### TASK ITEM
For the word "JSON", determine how many lines of the entries below contain it, and give only that number.

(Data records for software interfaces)
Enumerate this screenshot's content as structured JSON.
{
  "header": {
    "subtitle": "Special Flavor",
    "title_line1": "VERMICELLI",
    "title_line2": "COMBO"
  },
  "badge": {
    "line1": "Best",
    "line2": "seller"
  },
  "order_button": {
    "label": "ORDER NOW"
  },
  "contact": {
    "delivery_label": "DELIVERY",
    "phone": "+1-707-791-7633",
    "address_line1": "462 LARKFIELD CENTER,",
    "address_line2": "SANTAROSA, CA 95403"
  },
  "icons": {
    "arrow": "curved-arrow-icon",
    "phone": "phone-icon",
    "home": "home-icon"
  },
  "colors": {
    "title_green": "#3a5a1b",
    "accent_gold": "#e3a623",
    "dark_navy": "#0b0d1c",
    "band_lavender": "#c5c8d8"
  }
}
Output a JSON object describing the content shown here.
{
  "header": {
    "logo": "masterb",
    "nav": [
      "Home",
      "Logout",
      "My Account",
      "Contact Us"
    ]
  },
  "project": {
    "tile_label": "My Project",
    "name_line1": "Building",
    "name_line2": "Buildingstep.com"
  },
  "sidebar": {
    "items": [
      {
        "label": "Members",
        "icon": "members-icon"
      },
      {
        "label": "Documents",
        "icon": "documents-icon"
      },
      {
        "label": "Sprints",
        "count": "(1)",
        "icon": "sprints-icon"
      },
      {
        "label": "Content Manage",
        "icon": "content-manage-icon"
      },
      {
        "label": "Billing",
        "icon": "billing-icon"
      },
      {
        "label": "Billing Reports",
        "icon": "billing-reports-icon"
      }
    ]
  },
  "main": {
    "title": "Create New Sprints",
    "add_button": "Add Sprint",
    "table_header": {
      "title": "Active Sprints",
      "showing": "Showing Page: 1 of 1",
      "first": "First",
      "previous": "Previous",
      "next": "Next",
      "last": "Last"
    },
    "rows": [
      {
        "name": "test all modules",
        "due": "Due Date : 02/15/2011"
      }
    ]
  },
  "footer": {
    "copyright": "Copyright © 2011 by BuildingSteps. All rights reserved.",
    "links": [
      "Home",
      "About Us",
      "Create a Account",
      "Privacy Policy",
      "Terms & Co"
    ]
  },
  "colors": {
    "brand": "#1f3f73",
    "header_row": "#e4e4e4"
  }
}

### SOLUTION BELOW
2